Dataset records START

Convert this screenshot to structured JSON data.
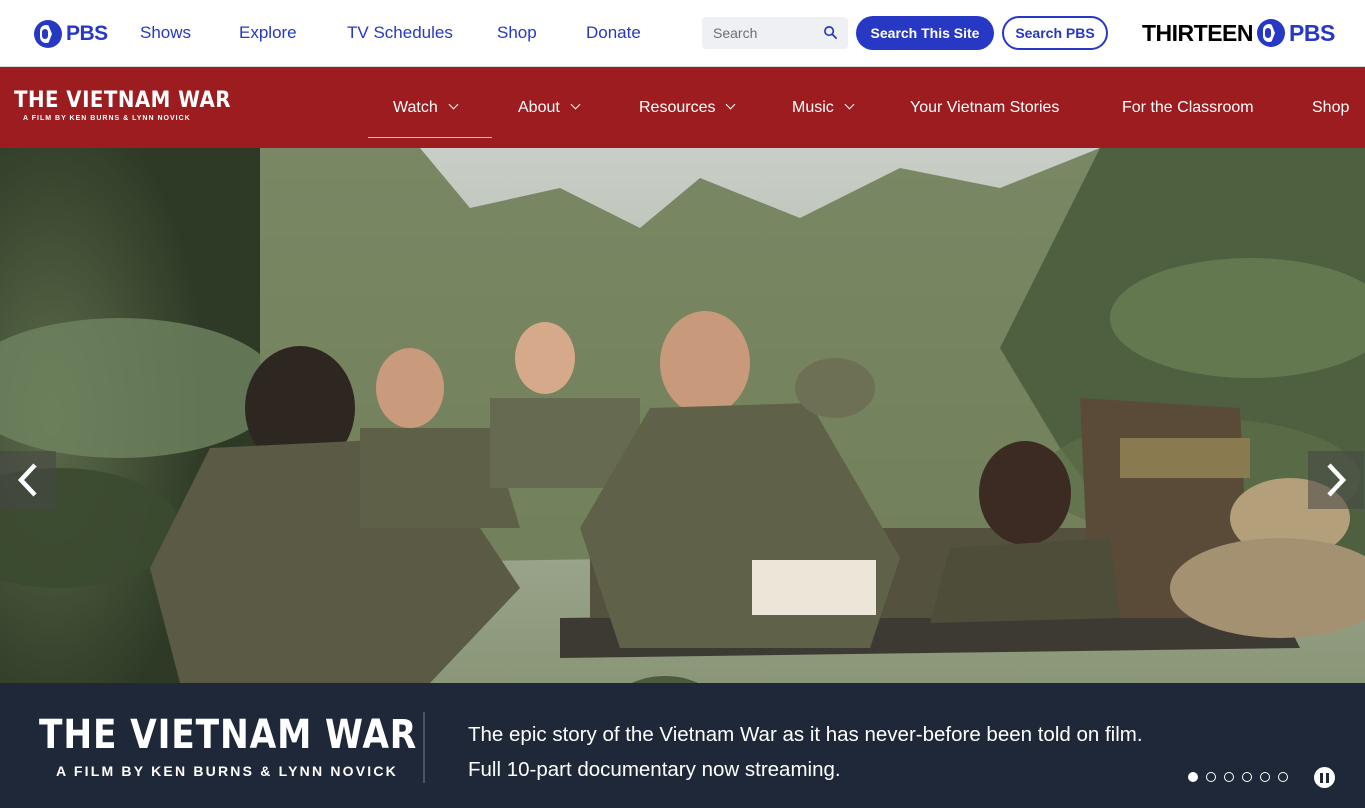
{
  "pbs_bar": {
    "logo_text": "PBS",
    "nav": [
      "Shows",
      "Explore",
      "TV Schedules",
      "Shop",
      "Donate"
    ],
    "search_placeholder": "Search",
    "search_site_label": "Search This Site",
    "search_pbs_label": "Search PBS",
    "station_name": "THIRTEEN",
    "station_pbs": "PBS",
    "brand_color": "#2638c4"
  },
  "show_bar": {
    "logo_title": "THE VIETNAM WAR",
    "logo_subtitle": "A FILM BY KEN BURNS & LYNN NOVICK",
    "nav": [
      {
        "label": "Watch",
        "dropdown": true,
        "active": true
      },
      {
        "label": "About",
        "dropdown": true
      },
      {
        "label": "Resources",
        "dropdown": true
      },
      {
        "label": "Music",
        "dropdown": true
      },
      {
        "label": "Your Vietnam Stories",
        "dropdown": false
      },
      {
        "label": "For the Classroom",
        "dropdown": false
      },
      {
        "label": "Shop",
        "dropdown": false
      }
    ],
    "background_color": "#9c1c1f"
  },
  "hero": {
    "prev_icon": "chevron-left-icon",
    "next_icon": "chevron-right-icon"
  },
  "caption": {
    "logo_title": "THE VIETNAM WAR",
    "logo_subtitle": "A FILM BY KEN BURNS & LYNN NOVICK",
    "line1": "The epic story of the Vietnam War as it has never-before been told on film.",
    "line2": "Full 10-part documentary now streaming.",
    "slide_count": 6,
    "active_slide": 1,
    "background_color": "#1f2838"
  }
}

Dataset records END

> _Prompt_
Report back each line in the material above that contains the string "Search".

> _Expected output_
    "search_placeholder": "Search",
    "search_site_label": "Search This Site",
    "search_pbs_label": "Search PBS",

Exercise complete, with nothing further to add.